What you should do: Return the number of lines below that contain "position"; nothing else belongs in the reply.

Provided data:
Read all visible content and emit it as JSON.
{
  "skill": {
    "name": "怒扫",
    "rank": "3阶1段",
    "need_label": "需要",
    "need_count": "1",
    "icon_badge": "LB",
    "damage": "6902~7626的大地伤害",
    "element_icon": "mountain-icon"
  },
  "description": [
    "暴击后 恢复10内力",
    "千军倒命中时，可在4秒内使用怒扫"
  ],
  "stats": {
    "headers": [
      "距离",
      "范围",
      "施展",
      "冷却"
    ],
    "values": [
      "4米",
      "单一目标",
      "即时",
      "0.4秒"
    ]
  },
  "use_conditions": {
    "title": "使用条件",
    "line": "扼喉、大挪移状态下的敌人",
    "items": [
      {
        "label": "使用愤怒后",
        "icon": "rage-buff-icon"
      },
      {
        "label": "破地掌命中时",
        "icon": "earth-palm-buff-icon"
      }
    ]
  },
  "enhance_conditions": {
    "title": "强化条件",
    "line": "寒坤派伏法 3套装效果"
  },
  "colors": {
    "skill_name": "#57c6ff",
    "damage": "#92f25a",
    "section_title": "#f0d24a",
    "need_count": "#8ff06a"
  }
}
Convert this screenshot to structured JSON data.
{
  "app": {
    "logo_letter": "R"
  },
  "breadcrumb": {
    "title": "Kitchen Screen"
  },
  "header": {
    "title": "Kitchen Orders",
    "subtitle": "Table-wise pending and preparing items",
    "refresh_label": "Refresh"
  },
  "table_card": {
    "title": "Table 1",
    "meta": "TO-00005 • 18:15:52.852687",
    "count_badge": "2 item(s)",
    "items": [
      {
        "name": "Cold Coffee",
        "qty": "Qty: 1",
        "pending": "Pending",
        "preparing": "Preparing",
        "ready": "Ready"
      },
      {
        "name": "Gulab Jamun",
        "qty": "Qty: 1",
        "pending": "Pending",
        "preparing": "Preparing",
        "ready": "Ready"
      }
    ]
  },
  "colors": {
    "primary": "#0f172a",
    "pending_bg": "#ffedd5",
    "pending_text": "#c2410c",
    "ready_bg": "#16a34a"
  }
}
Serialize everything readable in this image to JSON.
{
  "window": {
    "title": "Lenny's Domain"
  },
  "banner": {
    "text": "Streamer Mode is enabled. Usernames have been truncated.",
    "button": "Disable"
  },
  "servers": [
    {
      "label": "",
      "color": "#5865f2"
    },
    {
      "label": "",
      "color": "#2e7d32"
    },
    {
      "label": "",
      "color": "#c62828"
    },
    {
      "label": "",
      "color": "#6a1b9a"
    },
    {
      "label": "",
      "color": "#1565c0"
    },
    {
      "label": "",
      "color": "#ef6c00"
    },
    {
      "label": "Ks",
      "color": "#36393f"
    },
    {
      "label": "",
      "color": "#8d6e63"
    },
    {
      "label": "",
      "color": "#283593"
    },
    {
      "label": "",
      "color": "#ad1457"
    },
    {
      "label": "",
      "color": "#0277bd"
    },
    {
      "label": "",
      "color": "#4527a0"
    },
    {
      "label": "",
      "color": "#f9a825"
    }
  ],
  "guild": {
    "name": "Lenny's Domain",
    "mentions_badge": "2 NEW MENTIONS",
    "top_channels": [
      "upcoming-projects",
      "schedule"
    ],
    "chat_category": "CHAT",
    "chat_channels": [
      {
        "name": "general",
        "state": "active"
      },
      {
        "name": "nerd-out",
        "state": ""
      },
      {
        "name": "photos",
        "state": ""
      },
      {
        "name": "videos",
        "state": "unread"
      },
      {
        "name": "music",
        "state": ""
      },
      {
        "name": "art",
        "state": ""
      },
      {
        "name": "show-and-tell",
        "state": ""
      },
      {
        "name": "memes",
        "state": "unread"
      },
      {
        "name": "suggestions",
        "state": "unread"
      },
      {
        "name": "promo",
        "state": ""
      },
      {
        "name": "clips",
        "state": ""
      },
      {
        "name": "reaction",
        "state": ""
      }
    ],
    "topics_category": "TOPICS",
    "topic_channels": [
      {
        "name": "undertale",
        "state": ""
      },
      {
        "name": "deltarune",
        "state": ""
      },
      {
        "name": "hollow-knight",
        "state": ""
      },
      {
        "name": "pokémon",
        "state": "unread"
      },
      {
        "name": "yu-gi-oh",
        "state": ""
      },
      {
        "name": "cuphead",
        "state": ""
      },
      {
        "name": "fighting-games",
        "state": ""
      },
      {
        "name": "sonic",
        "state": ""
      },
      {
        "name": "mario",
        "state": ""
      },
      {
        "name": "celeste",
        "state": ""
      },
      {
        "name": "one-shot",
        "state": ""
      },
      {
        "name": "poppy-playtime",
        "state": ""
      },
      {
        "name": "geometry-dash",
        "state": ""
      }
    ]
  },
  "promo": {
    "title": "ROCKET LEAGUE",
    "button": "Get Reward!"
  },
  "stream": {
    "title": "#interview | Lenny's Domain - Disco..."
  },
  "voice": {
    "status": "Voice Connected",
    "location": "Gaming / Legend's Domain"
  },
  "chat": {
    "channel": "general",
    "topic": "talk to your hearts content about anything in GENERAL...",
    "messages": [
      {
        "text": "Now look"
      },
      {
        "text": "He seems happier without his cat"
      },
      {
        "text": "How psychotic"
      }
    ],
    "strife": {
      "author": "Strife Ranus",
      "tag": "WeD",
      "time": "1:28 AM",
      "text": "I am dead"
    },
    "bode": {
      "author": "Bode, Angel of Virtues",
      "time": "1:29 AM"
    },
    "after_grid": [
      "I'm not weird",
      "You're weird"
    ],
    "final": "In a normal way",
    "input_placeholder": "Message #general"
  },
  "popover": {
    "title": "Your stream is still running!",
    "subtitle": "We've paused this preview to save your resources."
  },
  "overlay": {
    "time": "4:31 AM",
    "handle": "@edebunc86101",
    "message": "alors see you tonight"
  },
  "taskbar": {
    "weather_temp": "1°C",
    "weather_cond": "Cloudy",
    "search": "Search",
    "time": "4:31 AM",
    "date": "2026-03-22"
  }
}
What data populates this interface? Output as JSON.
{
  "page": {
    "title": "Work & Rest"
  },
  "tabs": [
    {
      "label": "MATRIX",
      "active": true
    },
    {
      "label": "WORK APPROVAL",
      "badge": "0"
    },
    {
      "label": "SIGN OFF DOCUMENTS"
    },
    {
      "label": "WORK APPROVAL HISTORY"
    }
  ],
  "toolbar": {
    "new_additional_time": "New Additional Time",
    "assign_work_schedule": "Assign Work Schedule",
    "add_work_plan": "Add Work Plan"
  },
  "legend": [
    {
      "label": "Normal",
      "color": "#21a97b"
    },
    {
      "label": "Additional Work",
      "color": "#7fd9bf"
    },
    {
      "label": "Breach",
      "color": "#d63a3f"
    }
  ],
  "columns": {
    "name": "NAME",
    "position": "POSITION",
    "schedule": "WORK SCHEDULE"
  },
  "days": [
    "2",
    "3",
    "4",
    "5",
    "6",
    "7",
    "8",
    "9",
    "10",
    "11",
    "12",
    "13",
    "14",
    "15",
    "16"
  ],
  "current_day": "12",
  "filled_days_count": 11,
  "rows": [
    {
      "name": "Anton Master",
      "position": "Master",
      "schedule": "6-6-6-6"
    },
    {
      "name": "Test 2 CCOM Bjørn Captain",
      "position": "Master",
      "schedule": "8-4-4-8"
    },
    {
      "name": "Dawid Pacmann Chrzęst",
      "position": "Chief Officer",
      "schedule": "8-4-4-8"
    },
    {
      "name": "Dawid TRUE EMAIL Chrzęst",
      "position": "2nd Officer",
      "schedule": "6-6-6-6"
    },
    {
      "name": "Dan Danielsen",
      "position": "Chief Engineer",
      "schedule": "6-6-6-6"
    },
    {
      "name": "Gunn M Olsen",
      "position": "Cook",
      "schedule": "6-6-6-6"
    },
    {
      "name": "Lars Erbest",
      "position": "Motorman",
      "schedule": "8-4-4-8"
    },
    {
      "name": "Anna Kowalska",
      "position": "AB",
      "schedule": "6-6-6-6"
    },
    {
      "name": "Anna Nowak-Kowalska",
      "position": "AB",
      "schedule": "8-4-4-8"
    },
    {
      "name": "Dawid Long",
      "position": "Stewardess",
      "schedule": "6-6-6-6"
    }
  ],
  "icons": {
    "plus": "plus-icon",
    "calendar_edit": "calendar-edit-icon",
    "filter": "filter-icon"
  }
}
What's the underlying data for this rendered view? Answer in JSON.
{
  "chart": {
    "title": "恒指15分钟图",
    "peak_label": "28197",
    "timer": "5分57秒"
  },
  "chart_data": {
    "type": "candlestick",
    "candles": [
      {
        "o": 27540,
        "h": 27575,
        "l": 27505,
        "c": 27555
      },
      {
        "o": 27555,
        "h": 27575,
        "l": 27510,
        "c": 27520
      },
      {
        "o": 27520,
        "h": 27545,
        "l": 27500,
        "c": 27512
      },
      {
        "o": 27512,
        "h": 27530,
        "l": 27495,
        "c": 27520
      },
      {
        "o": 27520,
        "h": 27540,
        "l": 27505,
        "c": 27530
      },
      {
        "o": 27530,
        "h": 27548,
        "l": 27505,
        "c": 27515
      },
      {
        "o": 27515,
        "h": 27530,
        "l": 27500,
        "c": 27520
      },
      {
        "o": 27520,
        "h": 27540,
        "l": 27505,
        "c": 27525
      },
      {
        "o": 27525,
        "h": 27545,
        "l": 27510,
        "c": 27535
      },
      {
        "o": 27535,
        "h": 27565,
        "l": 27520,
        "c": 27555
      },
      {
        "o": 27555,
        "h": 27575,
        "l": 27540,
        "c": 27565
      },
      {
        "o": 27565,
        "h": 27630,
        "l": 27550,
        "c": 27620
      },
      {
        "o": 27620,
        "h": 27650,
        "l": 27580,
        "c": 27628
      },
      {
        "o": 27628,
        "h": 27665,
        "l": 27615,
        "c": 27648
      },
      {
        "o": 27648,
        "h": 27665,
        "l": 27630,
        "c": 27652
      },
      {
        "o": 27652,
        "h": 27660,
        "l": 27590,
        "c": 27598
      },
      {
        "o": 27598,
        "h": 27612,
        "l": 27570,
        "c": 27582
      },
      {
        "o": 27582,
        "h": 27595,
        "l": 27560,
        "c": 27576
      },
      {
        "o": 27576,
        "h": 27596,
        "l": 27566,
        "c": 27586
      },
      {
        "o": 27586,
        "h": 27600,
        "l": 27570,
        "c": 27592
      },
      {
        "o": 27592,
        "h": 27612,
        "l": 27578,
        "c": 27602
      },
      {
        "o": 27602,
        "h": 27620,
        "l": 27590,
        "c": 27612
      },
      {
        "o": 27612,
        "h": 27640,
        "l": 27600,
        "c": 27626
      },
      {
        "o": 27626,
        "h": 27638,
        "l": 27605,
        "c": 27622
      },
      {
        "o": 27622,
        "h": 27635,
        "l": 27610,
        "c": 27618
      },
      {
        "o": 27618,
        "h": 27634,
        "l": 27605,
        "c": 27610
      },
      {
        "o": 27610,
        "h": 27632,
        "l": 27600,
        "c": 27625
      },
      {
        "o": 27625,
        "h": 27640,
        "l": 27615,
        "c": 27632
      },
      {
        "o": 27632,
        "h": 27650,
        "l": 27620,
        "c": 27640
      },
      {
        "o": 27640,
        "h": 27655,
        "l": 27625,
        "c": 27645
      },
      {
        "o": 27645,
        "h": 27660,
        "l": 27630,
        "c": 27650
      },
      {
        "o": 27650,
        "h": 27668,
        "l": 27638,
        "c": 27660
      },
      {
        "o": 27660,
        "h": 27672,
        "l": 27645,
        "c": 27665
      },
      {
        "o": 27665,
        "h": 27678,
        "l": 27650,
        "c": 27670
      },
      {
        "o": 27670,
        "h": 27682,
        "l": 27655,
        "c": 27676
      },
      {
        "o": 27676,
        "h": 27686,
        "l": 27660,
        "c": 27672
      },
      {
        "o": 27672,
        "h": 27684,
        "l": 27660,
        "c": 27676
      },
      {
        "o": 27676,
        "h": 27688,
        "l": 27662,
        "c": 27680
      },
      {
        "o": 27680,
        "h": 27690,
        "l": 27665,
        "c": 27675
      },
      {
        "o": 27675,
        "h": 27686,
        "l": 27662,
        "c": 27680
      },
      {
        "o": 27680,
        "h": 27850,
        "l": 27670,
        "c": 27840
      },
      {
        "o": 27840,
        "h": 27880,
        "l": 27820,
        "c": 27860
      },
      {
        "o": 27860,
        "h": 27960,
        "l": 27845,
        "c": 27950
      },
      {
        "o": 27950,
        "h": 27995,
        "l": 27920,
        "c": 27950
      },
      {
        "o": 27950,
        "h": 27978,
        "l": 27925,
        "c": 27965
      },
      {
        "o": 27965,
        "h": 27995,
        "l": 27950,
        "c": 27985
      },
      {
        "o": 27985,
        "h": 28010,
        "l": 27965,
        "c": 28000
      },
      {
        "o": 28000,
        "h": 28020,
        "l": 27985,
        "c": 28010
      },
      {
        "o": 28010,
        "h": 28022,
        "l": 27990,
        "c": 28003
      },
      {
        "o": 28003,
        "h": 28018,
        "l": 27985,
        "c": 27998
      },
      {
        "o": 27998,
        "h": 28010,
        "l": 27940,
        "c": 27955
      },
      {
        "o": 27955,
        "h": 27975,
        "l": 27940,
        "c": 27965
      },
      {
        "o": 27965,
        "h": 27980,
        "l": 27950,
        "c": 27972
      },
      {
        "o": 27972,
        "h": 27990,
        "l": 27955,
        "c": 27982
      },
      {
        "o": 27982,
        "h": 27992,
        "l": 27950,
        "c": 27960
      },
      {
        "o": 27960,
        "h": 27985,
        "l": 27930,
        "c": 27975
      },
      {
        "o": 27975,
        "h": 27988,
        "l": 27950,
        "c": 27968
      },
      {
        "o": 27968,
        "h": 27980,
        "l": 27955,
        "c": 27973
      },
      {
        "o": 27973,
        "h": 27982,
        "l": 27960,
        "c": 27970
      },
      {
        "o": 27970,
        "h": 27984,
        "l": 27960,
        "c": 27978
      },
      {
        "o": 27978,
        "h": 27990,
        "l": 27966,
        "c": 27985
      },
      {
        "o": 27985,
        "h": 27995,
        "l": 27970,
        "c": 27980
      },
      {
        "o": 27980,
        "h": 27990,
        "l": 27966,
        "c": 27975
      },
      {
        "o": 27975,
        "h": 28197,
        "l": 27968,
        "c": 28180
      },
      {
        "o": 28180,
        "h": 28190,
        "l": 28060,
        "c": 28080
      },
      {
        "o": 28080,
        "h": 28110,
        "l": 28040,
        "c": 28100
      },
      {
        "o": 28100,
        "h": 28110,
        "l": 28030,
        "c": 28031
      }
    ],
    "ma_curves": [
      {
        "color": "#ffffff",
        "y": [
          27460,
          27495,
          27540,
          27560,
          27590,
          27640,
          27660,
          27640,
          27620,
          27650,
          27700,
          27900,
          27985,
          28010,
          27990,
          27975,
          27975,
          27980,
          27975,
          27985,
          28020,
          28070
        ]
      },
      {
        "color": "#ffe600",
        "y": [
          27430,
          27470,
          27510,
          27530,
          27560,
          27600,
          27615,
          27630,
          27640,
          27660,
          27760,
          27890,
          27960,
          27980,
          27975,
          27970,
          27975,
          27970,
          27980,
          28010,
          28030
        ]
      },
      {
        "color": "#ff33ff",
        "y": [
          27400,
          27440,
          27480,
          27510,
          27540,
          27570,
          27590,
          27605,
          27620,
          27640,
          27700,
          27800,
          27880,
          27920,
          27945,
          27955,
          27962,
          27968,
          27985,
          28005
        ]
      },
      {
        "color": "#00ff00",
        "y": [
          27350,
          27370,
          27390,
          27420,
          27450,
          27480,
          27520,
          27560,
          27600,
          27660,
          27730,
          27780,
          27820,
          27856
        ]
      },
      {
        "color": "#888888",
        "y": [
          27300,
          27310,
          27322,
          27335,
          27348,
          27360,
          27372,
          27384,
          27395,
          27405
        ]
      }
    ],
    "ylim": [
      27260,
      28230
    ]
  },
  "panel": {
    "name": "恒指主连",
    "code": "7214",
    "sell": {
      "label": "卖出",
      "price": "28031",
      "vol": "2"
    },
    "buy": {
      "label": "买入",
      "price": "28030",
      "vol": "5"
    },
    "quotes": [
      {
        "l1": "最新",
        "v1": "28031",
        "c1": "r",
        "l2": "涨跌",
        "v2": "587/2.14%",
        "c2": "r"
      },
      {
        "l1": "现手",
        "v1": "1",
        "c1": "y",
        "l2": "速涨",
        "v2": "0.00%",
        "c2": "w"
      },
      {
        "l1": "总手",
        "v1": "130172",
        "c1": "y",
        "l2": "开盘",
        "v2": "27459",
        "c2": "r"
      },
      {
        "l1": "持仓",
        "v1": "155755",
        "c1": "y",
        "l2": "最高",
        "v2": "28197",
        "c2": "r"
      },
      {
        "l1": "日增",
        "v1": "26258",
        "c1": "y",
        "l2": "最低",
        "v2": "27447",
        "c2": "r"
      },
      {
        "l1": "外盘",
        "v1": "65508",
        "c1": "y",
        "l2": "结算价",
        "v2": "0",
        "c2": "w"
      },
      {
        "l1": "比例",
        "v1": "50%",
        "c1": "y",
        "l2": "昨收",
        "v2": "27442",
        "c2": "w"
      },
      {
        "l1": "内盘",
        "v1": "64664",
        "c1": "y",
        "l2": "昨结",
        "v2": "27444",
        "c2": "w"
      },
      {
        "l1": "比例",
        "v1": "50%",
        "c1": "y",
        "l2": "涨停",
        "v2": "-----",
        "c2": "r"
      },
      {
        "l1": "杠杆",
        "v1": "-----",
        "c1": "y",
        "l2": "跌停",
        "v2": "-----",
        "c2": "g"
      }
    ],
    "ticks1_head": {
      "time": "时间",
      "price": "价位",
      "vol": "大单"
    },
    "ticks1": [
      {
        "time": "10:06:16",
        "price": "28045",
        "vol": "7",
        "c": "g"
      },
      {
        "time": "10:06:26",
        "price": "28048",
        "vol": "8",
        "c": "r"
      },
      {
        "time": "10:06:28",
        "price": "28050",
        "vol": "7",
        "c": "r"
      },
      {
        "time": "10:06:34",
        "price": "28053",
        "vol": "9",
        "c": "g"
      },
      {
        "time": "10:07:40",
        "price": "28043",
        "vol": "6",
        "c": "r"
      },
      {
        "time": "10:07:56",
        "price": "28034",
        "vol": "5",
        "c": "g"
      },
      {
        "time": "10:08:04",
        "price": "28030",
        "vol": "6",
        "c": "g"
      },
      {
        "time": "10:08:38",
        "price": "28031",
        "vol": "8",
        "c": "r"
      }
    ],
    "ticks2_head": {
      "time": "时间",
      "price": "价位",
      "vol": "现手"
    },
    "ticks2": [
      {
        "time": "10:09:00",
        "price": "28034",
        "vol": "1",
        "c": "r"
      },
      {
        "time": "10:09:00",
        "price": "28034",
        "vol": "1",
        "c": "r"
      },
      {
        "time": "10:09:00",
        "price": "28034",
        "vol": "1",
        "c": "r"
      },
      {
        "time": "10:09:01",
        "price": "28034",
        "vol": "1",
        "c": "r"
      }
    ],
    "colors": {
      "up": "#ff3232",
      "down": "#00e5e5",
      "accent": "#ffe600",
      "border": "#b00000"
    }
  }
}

Written response: 11